call the local BCO put the kettle on, most will take a reasonable view on things.
It is baffling because the structural stuff isn’t that expensive all considered, nor is the BC.

Given the headaches later, for the savings, it would make me seriously question the financial motivations elsewhere on the build!

Louis Balfour

26,116 posts

220 months

Saturday 18th March 2023
quotequote all
bobtail4x4 said:
people complain they have been refused a claim, one recently offered me £500 to " backdate" his approval.
That suggests a recently completed job?

I have never heard of an insurer insisting on seeing completion certs for all works ever carried out to a property, with a view to rejecting a claim. I would imagine that they are prevented from doing so by some Act or other; possibly the Insurance Act 2015?

As you are aware, a huge number of properties have had work completed that was never signed off.
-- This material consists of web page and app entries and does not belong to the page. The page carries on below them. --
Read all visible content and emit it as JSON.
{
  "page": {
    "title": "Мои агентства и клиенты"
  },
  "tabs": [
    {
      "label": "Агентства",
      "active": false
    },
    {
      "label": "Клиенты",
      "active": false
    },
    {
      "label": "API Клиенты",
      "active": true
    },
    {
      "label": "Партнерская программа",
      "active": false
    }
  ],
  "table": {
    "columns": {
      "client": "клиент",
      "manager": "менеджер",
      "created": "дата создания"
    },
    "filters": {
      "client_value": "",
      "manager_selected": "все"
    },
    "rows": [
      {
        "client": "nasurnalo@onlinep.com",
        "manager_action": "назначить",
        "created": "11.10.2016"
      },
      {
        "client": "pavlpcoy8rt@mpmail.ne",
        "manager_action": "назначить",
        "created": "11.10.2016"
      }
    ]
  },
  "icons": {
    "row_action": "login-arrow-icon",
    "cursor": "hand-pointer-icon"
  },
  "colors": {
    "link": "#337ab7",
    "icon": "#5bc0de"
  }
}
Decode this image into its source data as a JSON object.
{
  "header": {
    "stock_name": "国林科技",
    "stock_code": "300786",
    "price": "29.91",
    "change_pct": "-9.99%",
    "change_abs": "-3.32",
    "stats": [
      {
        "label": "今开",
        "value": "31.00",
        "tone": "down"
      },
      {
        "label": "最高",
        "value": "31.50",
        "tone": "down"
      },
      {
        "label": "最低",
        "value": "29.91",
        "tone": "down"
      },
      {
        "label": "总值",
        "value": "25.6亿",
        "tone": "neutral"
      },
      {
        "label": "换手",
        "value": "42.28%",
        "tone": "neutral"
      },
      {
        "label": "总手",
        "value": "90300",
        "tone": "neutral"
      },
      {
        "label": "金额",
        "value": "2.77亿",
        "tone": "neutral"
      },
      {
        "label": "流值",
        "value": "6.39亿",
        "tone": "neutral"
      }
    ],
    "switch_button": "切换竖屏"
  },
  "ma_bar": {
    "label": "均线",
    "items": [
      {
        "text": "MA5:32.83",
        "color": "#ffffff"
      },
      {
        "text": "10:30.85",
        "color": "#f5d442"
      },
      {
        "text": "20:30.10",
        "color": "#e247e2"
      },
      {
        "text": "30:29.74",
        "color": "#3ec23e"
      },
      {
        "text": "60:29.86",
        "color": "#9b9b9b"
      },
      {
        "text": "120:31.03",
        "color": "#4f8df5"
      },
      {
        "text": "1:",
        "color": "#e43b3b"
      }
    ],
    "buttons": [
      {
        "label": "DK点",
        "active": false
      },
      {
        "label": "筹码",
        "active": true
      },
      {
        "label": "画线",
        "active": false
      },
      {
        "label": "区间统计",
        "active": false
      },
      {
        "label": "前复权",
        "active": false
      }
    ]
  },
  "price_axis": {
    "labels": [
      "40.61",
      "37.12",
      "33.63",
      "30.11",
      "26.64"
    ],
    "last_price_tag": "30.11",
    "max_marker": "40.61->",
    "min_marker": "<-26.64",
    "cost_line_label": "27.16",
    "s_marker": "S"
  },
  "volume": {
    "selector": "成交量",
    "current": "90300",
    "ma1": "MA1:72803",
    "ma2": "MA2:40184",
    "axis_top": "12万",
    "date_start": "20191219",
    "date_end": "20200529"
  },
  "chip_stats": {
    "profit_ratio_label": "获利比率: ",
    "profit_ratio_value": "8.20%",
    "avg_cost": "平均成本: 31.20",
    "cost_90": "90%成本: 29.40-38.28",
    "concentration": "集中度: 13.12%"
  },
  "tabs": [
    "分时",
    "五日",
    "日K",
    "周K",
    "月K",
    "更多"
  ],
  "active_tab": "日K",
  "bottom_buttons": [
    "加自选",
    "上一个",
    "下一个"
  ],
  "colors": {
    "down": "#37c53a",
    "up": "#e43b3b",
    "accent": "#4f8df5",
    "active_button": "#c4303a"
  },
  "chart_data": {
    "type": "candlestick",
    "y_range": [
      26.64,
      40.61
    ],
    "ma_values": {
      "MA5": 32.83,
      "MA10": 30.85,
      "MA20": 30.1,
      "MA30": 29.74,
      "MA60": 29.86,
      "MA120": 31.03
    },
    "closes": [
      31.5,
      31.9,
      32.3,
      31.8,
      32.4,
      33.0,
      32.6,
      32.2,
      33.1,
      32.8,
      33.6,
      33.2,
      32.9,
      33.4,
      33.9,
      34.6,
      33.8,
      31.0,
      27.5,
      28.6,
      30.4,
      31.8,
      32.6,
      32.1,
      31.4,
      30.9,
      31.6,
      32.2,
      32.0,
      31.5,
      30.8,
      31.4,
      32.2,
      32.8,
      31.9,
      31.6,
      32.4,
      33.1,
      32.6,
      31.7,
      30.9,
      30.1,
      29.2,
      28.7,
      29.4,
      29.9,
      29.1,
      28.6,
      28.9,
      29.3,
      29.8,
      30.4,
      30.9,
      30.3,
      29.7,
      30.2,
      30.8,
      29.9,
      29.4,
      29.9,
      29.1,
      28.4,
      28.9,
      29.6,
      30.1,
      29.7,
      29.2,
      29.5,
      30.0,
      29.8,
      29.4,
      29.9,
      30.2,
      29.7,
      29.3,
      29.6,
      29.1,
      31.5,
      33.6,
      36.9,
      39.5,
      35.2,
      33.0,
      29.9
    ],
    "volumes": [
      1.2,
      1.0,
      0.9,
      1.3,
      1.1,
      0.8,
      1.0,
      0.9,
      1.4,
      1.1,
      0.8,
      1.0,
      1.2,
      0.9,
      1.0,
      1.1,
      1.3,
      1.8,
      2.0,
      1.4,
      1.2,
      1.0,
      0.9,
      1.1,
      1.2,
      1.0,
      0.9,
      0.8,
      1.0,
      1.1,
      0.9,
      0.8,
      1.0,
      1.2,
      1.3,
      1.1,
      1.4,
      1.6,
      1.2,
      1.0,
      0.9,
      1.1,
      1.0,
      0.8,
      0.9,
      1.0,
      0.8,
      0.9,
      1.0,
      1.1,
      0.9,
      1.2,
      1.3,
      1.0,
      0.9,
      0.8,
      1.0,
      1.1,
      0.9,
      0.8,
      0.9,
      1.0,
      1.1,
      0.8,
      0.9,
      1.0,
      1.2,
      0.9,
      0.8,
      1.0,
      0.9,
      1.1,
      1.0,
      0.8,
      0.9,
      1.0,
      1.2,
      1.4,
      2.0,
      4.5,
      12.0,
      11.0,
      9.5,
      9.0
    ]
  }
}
As you are also aware, there is a limited window of opportunity for enforcement. Which is why insurance companies cheerfully sell indemnity policies. If insurance companies were able to bounce claims for no regs they'd be doing it daily, and I don't think they are.





bobtail4x4

3,683 posts

107 months

Saturday 18th March 2023
quotequote all
andy43 said:
The other thing I’ve just thought of is regs do change. Is it an old timber beam? If steel what loadings were used to calculate size? Is it fireline board around it? Padstones? I think all those have changed over the years. How will BCO know what regs applied to it when it was done? If it’s retrospective I’d assume they can’t require it to meet current regs?
Can of worms I suspect.
regs may change but the size of beams hasn`t altered, ok recently as modern timber is crap, the span tables for joists etc has changed,

if the work was done post 1985 (when latest form of regs came in, and retrospective application was allowed) the regs of the period are used,
ie up to about 2005 loft conversions needed escape windows, later ones didn`t,
about the same time electric certificates were needed.

Edited by bobtail4x4 on Saturday 18th March 21:06